IBS is one of the most common types of gastrointestinal disorders with around 1 in 5 people in the western world reporting symptoms concurrent with IBS. IBS can be subtyped according to the changes in stool pattern which is one of the main signs and symptoms of IBS being present.
IBS can present with constipation (IBS-C), diarrhea (IBS-D), mixed stools (IBS-M) and un-subtyped IBS where there is insufficient abnormality in the stool consistency, but other IBS symptoms are present. Bloating, pain and gas are often also reported.
IBS also has several non-gastrointestinal features which include painful menstrual cycles, urinary symptoms such as frequency, urgency, incomplete bladder emptying; back pain, headaches, bad breath, poor sleep and fatigue.
It is believed that the biopsychosocial model is particularly relevant to IBS and its causes. Triggers of IBS that fall into this category include depression, anxiety, stress and trauma.
Past antibiotic therapy, gastrointestinal infection, pelvic surgery and eating disorders are also associated triggers. Dysfunction in the brain-gut axis is also thought to be a cause of IBS whereby communications between the CNS and enteric nervous system are disrupted perhaps due to abnormal function or low levels of serotonin.

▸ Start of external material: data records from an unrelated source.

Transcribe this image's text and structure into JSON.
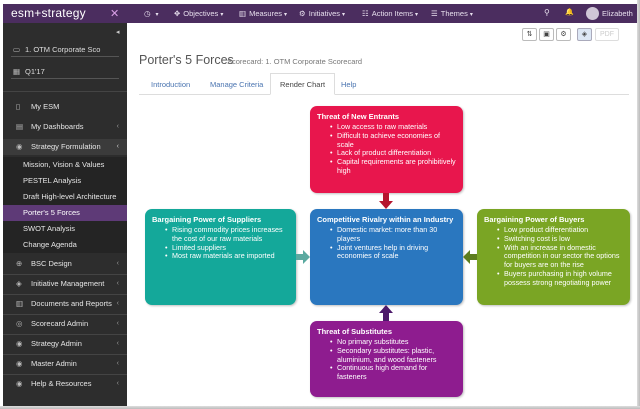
{
  "app": {
    "logo": "esm+strategy",
    "logo_mark": "✕"
  },
  "nav": [
    {
      "icon": "◷",
      "label": "",
      "caret": "▾"
    },
    {
      "icon": "✥",
      "label": "Objectives",
      "caret": "▾"
    },
    {
      "icon": "▥",
      "label": "Measures",
      "caret": "▾"
    },
    {
      "icon": "⚙",
      "label": "Initiatives",
      "caret": "▾"
    },
    {
      "icon": "☷",
      "label": "Action Items",
      "caret": "▾"
    },
    {
      "icon": "☰",
      "label": "Themes",
      "caret": "▾"
    }
  ],
  "top_icons": {
    "search": "⚲",
    "bell": "🔔"
  },
  "user": {
    "name": "Elizabeth"
  },
  "sidebar": {
    "collapse_icon": "◂",
    "org": "1. OTM Corporate Sco",
    "period": "Q1'17",
    "items": [
      {
        "label": "My ESM",
        "icon": "▯"
      },
      {
        "label": "My Dashboards",
        "icon": "▤"
      },
      {
        "label": "Strategy Formulation",
        "icon": "◉"
      }
    ],
    "sub_items": [
      "Mission, Vision & Values",
      "PESTEL Analysis",
      "Draft High-level Architecture",
      "Porter's 5 Forces",
      "SWOT Analysis",
      "Change Agenda"
    ],
    "lower_items": [
      {
        "label": "BSC Design",
        "icon": "⊕"
      },
      {
        "label": "Initiative Management",
        "icon": "◈"
      },
      {
        "label": "Documents and Reports",
        "icon": "▥"
      },
      {
        "label": "Scorecard Admin",
        "icon": "◎"
      },
      {
        "label": "Strategy Admin",
        "icon": "◉"
      },
      {
        "label": "Master Admin",
        "icon": "◉"
      },
      {
        "label": "Help & Resources",
        "icon": "◉"
      }
    ],
    "chevron": "‹"
  },
  "toolbar": {
    "btn1": "⇅",
    "btn2": "▣",
    "btn3": "⚙",
    "btn4": "◈",
    "btn5": "PDF"
  },
  "page": {
    "title": "Porter's 5 Forces",
    "scorecard": "Scorecard: 1. OTM Corporate Scorecard"
  },
  "tabs": [
    {
      "label": "Introduction"
    },
    {
      "label": "Manage Criteria"
    },
    {
      "label": "Render Chart"
    },
    {
      "label": "Help"
    }
  ],
  "forces": {
    "entrants": {
      "title": "Threat of New Entrants",
      "items": [
        "Low access to raw materials",
        "Difficult to achieve economies of scale",
        "Lack of product differentiation",
        "Capital requirements are prohibitively high"
      ],
      "color": "#e8164d"
    },
    "suppliers": {
      "title": "Bargaining Power of Suppliers",
      "items": [
        "Rising commodity prices increases the cost of our raw materials",
        "Limited suppliers",
        "Most raw materials are imported"
      ],
      "color": "#14a89a"
    },
    "rivalry": {
      "title": "Competitive Rivalry within an Industry",
      "items": [
        "Domestic market: more than 30 players",
        "Joint ventures help in driving economies of scale"
      ],
      "color": "#2a77bf"
    },
    "buyers": {
      "title": "Bargaining Power of Buyers",
      "items": [
        "Low product differentiation",
        "Switching cost is low",
        "With an increase in domestic competition in our sector the options for buyers are on the rise",
        "Buyers purchasing in high volume possess strong negotiating power"
      ],
      "color": "#7aa524"
    },
    "substitutes": {
      "title": "Threat of Substitutes",
      "items": [
        "No primary substitutes",
        "Secondary substitutes: plastic, aluminium, and wood fasteners",
        "Continuous high demand for fasteners"
      ],
      "color": "#8e1c8f"
    }
  }
}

How can sports massage help?
Massage has been found to be a beneficial tool in the treatment of IBS for two reasons. Firstly, massage around the abdominal area can help to stimulate digestion, expel painful trapped gas from the intestines and soothe pain. It is important that massage on the abdominal area is only used in cases of IBS C as in IBS D, digestion is already at an increased rate.
Massage can also help patients with IBS by promoting relaxation, reducing spasms and managing stress and anxiety - one of the key mediators of development of IBS. In this case, regular whole patient massage would be recommended as a preventative measure to reduce the chance of development of symptoms by managing daily stress.
Clinical Medicine, 9th Edition